The lottery is a gambling game in which players purchase numbered tickets and win prizes based on the proportion of numbers they match to those randomly drawn by a machine. People also use the term to refer to any event or situation whose outcome appears to be determined by chance: “Life is a lottery.”
In the United States, state governments run lotteries and have exclusive legal rights to sell them, giving them a legal monopoly over their operations. This arrangement ensures that profits from the sale of tickets go to fund government programs, and it prevents private lotteries from competing with them. The vast majority of Americans live in a state that operates a lottery.
Lottery participants have a low chance of winning the jackpot and may lose a large amount of money. However, some individuals have made a fortune by using the right strategies to increase their odds of winning. The most important thing is to learn how to choose the right numbers and then stick with them. The book, How to Win the Lottery, by Richard Lustig, teaches readers how to make a living from playing the lottery. The book includes a number of tips on how to avoid common pitfalls that many newcomers to the lottery experience.
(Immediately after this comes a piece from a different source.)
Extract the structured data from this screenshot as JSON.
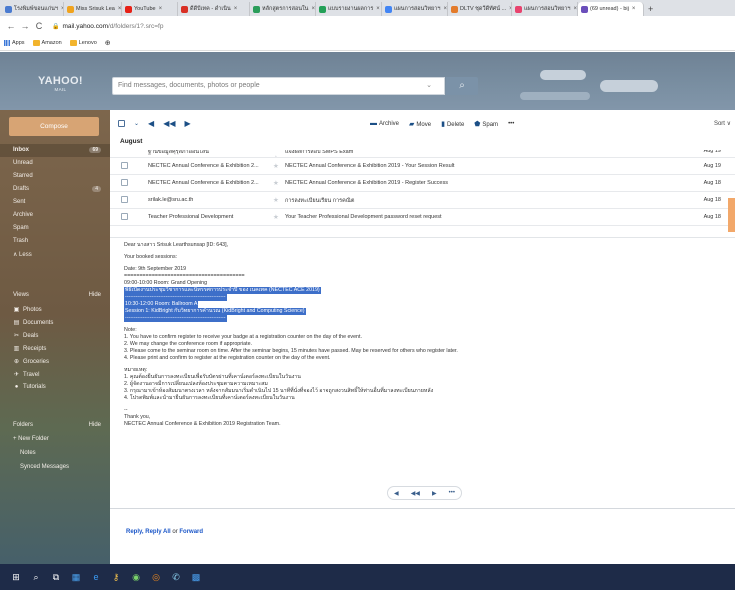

One important lesson learned from the book is to research before making a purchase. Lustig explains that researching the winning numbers can help you increase your chances of winning the lottery, which is not always an easy task. He suggests that you look at past winning numbers and study the results of previous draws to determine if there are any patterns.
It is also crucial to set a budget and follow it. Many people find that when they are given a large sum of money, they tend to spend it too quickly. This is why it is vital to establish a budget before you begin to play the lottery. You can also hire a financial adviser to help you with your finances.
Many people use the lottery as a way to raise funds for charitable causes, and some state governments have a legal requirement to provide certain percentages of the proceeds from the games for public projects. However, some people object to the notion that a lottery is just another form of hidden tax.
The earliest recorded sign of a lottery was a keno slip from the Chinese Han dynasty, dating to between 205 and 187 BC. The practice is believed to have been used to allocate land, and the drawing of lots to determine ownership or other rights became widespread in Europe during the late fifteenth and sixteenth centuries. In the United States, lotteries were established to provide funds for towns, wars, colleges, and public works projects. In addition to state-run lotteries, privately operated lotteries are also popular in some states. These private lotteries often feature brand-name merchandise as prizes. Some have teamed up with sports franchises and other companies to offer products such as automobiles, motorcycles, and jewelry.